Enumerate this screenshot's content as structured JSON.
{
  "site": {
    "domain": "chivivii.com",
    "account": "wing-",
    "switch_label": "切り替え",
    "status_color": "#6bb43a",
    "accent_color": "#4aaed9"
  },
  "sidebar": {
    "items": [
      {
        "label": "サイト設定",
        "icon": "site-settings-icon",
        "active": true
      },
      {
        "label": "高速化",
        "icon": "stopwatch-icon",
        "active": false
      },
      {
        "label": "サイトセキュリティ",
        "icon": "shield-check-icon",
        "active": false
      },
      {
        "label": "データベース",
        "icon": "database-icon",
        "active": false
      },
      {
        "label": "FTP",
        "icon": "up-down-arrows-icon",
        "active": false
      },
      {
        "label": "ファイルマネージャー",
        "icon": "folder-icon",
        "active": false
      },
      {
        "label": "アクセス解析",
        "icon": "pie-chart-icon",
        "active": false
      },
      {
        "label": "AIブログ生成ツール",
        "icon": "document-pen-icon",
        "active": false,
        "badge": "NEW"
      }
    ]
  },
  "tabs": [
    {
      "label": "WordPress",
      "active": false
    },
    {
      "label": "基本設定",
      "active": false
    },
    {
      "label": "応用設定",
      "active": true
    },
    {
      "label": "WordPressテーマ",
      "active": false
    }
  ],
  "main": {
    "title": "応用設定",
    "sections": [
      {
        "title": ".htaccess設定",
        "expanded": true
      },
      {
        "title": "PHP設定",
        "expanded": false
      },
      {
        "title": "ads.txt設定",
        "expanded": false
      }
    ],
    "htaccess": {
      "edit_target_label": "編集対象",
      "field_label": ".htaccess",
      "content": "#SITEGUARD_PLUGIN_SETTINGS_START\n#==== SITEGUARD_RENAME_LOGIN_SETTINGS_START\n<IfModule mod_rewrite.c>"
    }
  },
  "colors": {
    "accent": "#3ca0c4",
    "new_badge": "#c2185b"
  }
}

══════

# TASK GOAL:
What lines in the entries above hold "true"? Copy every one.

# RESPONSE TO THE TASK:
        "active": true
      "active": true
        "expanded": true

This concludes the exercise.